**Records for this task:**
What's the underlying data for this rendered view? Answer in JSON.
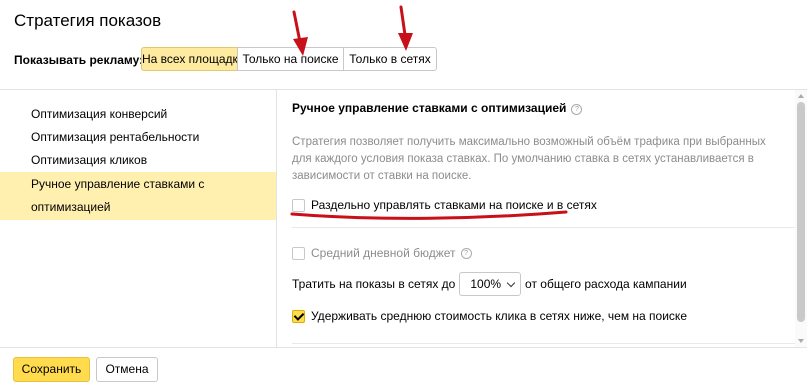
{
  "dialog": {
    "title": "Стратегия показов"
  },
  "placement": {
    "label": "Показывать рекламу:",
    "tabs": [
      {
        "label": "На всех площадках",
        "active": true
      },
      {
        "label": "Только на поиске",
        "active": false
      },
      {
        "label": "Только в сетях",
        "active": false
      }
    ]
  },
  "strategies": [
    {
      "label": "Оптимизация конверсий"
    },
    {
      "label": "Оптимизация рентабельности"
    },
    {
      "label": "Оптимизация кликов"
    },
    {
      "label": "Ручное управление ставками с оптимизацией",
      "selected": true
    }
  ],
  "panel": {
    "title": "Ручное управление ставками с оптимизацией",
    "help_icon": "question-circle-icon",
    "description": "Стратегия позволяет получить максимально возможный объём трафика при выбранных для каждого условия показа ставках. По умолчанию ставка в сетях устанавливается в зависимости от ставки на поиске.",
    "separate_bids": {
      "label": "Раздельно управлять ставками на поиске и в сетях",
      "checked": false
    },
    "daily_budget": {
      "label": "Средний дневной бюджет",
      "checked": false,
      "disabled": true
    },
    "network_spend": {
      "prefix": "Тратить на показы в сетях до",
      "value": "100%",
      "suffix": "от общего расхода кампании"
    },
    "keep_cpc_lower": {
      "label": "Удерживать среднюю стоимость клика в сетях ниже, чем на поиске",
      "checked": true
    }
  },
  "footer": {
    "save_label": "Сохранить",
    "cancel_label": "Отмена"
  },
  "colors": {
    "accent_yellow": "#ffdb4d",
    "selected_row": "#fff0b0",
    "annotation_red": "#c8101a"
  }
}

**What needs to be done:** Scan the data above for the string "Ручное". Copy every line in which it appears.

**Task answer:**
      "label": "Ручное управление ставками с оптимизацией",
    "title": "Ручное управление ставками с оптимизацией",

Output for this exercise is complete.